Law on gluten-free
- A law on the labelling of gluten-free foods which sets out which food products can be labelled ‘gluten-free’ and ‘very low gluten’ was published in January 2009.
- Manufacturers were given three years to implement changes and the law became mandatory in January 2012.
- Only foods containing 20 parts per million (ppm) or less can be labelled gluten-free.
Labelling terms covered by the law
Only foods that contain 20 parts per million (ppm) or less can be labelled as 'gluten-free'.
This may apply to specialist substitute gluten-free products like breads, flours and crackers, including foods that contain gluten-free (Codex) wheat starch, as well as processed foods which are made from naturally gluten-free ingredients like soups, ready meals and snacks. The ‘gluten-free’ label may also be used for uncontaminated oat products that contain no more than 20 ppm. Research shows that this tiny amount of gluten is not toxic to people with coeliac disease and they can eat unlimited amounts of products with gluten at a level of 20 ppm or less.
Very low gluten
Specialist substitute products (such as breads and flour mixes) that contain gluten-free (Codex) wheat starch with a gluten level between 21 and up to 100 ppm may be labelled ‘very low gluten’. There aren’t any foods currently labelled ‘very low gluten’ in the UK but you may find products labelled like this in other European countries.
About the law
The first law around the use of the term gluten-free was published in January 2009 and introduced in January 2012. The Codex Alimentarius standard for gluten-free foods provides the level of gluten tolerated by people with coeliac disease that is used for food labelling purposes. The European Commission based the law on gluten-free on the revised Codex Standard, published in 2008.
Gluten-free (Codex) wheat starch
Gluten-free (Codex) wheat starch is a specially manufactured wheat starch which is washed so it has a level of gluten within the Codex standard (20 ppm or less). The ingredient was first introduced as a basis for substitute products like flour and bread to improve the quality and texture of the products. It must always appear in an ingredients list if it has been used.
Testing for gluten-free

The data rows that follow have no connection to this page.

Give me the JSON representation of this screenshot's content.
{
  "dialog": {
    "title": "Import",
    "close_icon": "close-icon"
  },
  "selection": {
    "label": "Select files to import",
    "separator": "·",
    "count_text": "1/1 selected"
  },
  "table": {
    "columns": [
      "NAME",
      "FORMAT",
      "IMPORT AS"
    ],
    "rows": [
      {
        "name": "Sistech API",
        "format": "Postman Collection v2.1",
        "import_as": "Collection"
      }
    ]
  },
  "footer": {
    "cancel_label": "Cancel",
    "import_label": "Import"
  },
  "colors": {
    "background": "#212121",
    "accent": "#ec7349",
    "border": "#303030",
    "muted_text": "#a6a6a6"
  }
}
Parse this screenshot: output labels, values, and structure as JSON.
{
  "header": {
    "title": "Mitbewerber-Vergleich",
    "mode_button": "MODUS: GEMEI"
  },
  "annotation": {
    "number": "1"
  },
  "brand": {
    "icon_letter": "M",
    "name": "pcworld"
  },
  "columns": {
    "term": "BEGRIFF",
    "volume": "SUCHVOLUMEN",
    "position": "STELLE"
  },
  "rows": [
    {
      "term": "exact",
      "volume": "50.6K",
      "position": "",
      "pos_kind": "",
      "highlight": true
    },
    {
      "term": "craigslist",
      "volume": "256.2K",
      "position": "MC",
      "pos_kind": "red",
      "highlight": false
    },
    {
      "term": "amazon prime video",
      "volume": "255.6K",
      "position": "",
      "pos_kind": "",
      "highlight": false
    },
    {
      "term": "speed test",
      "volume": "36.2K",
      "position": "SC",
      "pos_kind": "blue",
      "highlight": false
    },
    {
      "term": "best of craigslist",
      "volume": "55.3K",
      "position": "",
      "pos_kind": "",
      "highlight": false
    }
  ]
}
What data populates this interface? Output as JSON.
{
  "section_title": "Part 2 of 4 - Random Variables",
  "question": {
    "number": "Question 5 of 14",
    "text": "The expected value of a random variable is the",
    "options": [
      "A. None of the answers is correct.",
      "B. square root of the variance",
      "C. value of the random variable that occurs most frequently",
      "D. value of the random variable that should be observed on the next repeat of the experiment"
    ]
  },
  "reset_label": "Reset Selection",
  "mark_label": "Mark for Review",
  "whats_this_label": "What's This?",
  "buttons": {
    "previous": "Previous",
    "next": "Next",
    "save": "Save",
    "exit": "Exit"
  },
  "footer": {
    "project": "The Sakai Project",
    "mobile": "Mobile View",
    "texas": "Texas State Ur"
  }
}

The law does not specify that tests have to be done to prove foods are gluten-free, but recognises that good practice will involve testing. The exact nature of the testing will depend on the nature of the business. There is however a recommended test for analysing the level of gluten in foods. The authorities need to see due diligence and management of gluten to avoid cross contamination so that businesses can be sure that their procedures can produce gluten-free food. For more information on producing gluten-free food for manufacturers and caterers have a look at our Food Industry section.